A beautiful day hiking in Tombstone Territorial Park | Shawn Weller
By Robin Esrock
In August 2021, The Yukon replaced Yukon as the official term when referring to Canada’s smallest and western-most territory. Small, it has to be said, is relative when referring to the ‘Land of the Midnight Sun.’ Consider this: The Yukon is larger than the United Kingdom. It is larger than Germany, larger than Italy, and larger than Malaysia, Sweden, and Morocco. When you factor in the hundreds of millions of people who live in those countries and the fact that The Yukon has a population of just 44,000 sourdoughs (although you gotta earn the right to call yourself a sourdough), you can begin to understand the scale and sheer size of the territory. Factor in soaring mountains and raging rivers, wildlife, tundra, gold rush history and Indigenous traditions that date back to the continent’s earliest human migration. You begin to realize that The Yukon is not so much a place; it’s a state of mind.
As the largest city in northern Canada, Whitehorse surprises many visitors. The weather is milder than in Yellowknife, and the city has an unexpectedly dynamic arts, cultural and culinary scene. Young families from the south are increasingly migrating north, where land is affordable, communities are vibrant, and they get to breathe what Guinness World Records called the best city air on the planet. Sure, it gets frosty and dark in the winter, but locals pull out the ice-fishing huts and sled dogs, cross-country skis, fat bikes and snowmobiles. Now come the lights, the aurora borealis, firing in the early morning skies thanks to Whitehorse’s favourable location beneath the aurora oval.
The seasons change with a flourish of colour across the forests and tundra. Fireweed explodes, poisonous purple lupines blossom, and bright wild berries burst. When summer solstice rolls around, The Yukon will enjoy 24 hours of daylight all the way to September. Think about what you can get up to when it never gets dark.
South of the famous Dempster Highway, we can explore the sweeping valleys and looming mountains in Tombstone Territorial Park. There we’ll find the caribou, bears, moose, Dall sheep and 150 bird species that call the 2100-sq kilometre park home. Dark razor-sharp mountains recall another part of the world, granting Tombstone a deserved nickname as the Patagonia of the North. Turquoise lakes, permafrost and sprawling tundra, make this a hiking destination of a lifetime, with views that don’t quit, even in the wee hours of the morning.

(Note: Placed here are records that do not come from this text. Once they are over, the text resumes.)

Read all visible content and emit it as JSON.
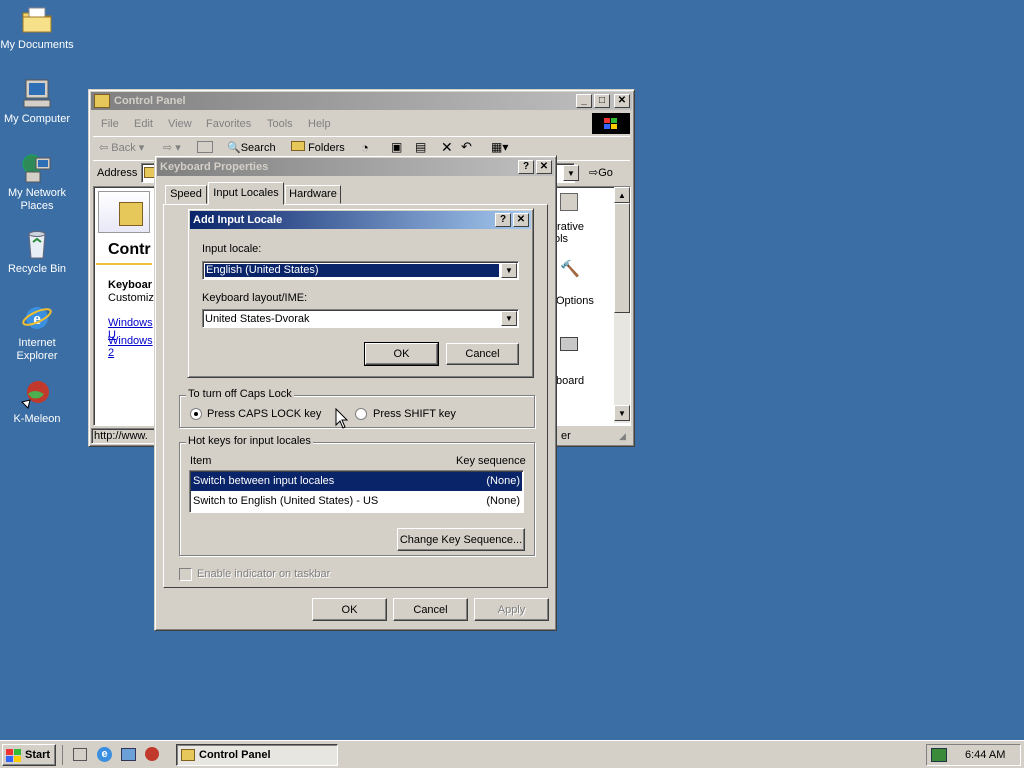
{
  "desktop": {
    "icons": [
      {
        "label": "My Documents",
        "icon": "folder-documents-icon"
      },
      {
        "label": "My Computer",
        "icon": "computer-icon"
      },
      {
        "label": "My Network Places",
        "icon": "network-icon"
      },
      {
        "label": "Recycle Bin",
        "icon": "recycle-bin-icon"
      },
      {
        "label": "Internet Explorer",
        "icon": "ie-icon"
      },
      {
        "label": "K-Meleon",
        "icon": "kmeleon-icon"
      }
    ]
  },
  "control_panel": {
    "title": "Control Panel",
    "menu": [
      "File",
      "Edit",
      "View",
      "Favorites",
      "Tools",
      "Help"
    ],
    "toolbar": {
      "back": "Back",
      "search": "Search",
      "folders": "Folders"
    },
    "address_label": "Address",
    "go": "Go",
    "left_title": "Contr",
    "left_heading": "Keyboar",
    "left_desc": "Customize",
    "left_links": [
      "Windows U",
      "Windows 2"
    ],
    "right_items": [
      "trative",
      "ols",
      "Options",
      "board"
    ],
    "status": "http://www.",
    "status_right": "er"
  },
  "keyboard_properties": {
    "title": "Keyboard Properties",
    "tabs": [
      "Speed",
      "Input Locales",
      "Hardware"
    ],
    "caps_group": "To turn off Caps Lock",
    "caps_options": [
      "Press CAPS LOCK key",
      "Press SHIFT key"
    ],
    "hotkeys_group": "Hot keys for input locales",
    "hotkeys_columns": [
      "Item",
      "Key sequence"
    ],
    "hotkeys_rows": [
      {
        "item": "Switch between input locales",
        "seq": "(None)"
      },
      {
        "item": "Switch to English (United States) - US",
        "seq": "(None)"
      }
    ],
    "change_key_button": "Change Key Sequence...",
    "enable_indicator": "Enable indicator on taskbar",
    "ok": "OK",
    "cancel": "Cancel",
    "apply": "Apply"
  },
  "add_input_locale": {
    "title": "Add Input Locale",
    "input_locale_label": "Input locale:",
    "input_locale_value": "English (United States)",
    "layout_label": "Keyboard layout/IME:",
    "layout_value": "United States-Dvorak",
    "ok": "OK",
    "cancel": "Cancel"
  },
  "taskbar": {
    "start": "Start",
    "task": "Control Panel",
    "clock": "6:44 AM"
  },
  "colors": {
    "desktop": "#3a6ea5",
    "title_active": "#0a246a",
    "face": "#d4d0c8"
  }
}
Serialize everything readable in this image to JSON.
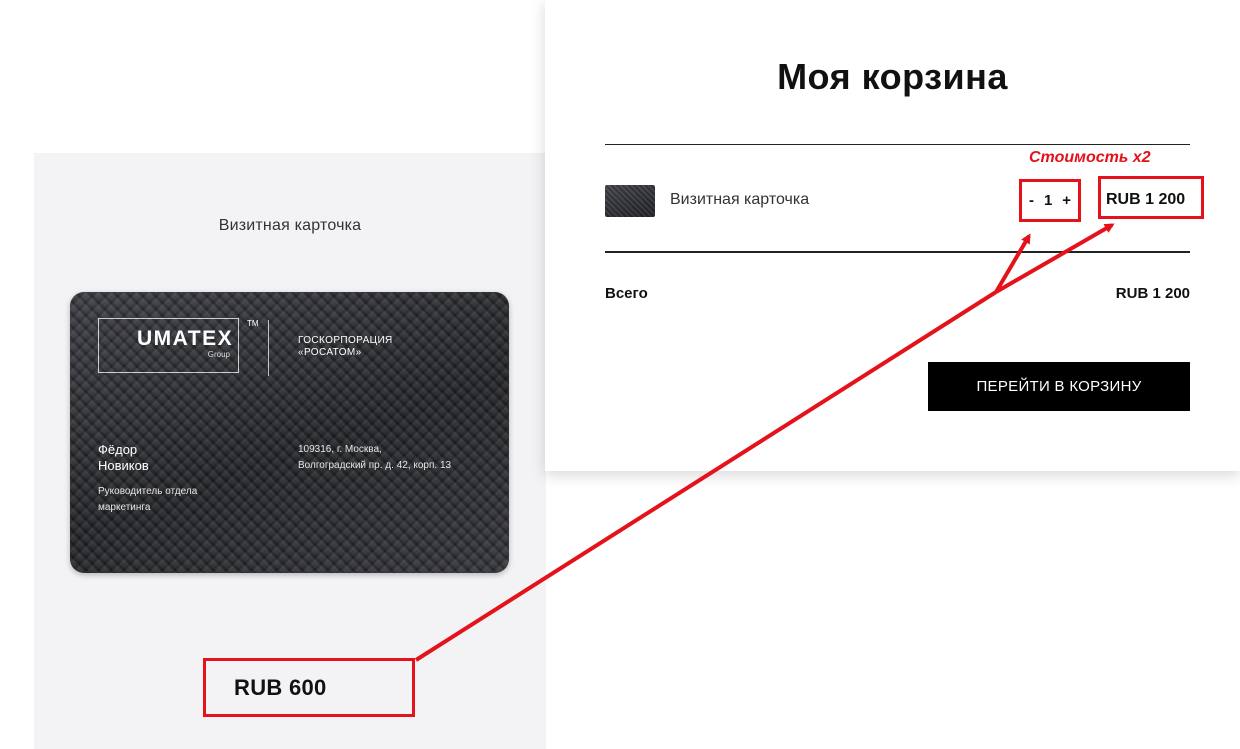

Tombstone immerses you in nature, but The Yukon adds an interesting dose of history too. In 1896, gold was discovered in its Klondike region, lighting the fuse under one of the biggest gold rushes of all time. An estimated 100,000 prospectors flooded north, navigating arduous mountain trails with up to a ton of gear to reach the region and stake their claim. Today we can relive their most challenging trek by hiking the Chilkoot Trail between Bennett, British Columbia and Dyea, Alaska. The centre of the gold rush was Dawson City, the newly minted territory’s capital, which quickly swelled into the most populous city north of San Francisco. Miners and swindlers, traders and poets, priests and outlaws – for a while, there was no place on Earth like Dawson City, all perfectly captured thanks to the poems of Robert Service. Soon enough, the gold dried up, and most prospectors returned south, broke or broken.
When the Alaska Highway diverted road traffic hundreds of kilometres to the south, Dawson City shrivelled, becoming an outpost town and launchpad for Tombstone Park, located 90 minutes drive away. The small town might have lost its golden lustre, but the past is richly preserved and has plenty of character. Walk its streets, and you’ll see original wooden buildings sinking into the ground. There’s a paddle-wheeler graveyard and the restored SS Keno that recalls a grander era. Further into the past, the Tr’ondëk Hwëch’in Cultural Centre showcases the traditions and stories of the First Nations who have lived here since time immemorial.
The Yukon has terrific breweries, and the salmon and Arctic char is always fresh. If you want to taste the territory’s true quirky character, visit the saloon inside Dawson City’s Downtown Hotel. Head to the bar and a local will gladly administer a ceremony that involves a cocktail – or, more accurately, a tumbler with Yukon Jack whisky – and a severed human toe. Over 100,000 people have joined the legendary Sour Toe Cocktail Club, and it’s safe to say it will be one of the most memorable drinks of your life.
The Yukon joined Canada as a political entity on June 13, 1898. It’s seen 125 years of discovery and wilderness, rags, riches and all-between. It’s also seen 125 years of human and animal migration and of big adventure under bright or shimmering skies. Since we don’t say The Ontario, The Quebec, The Alberta, or The British Columbia, I stake a claim that The Yukon is not just another province or territory. It’s The destination you simply won’t forget.
Robin Esrock is the bestselling author of The Great Canadian Bucket List.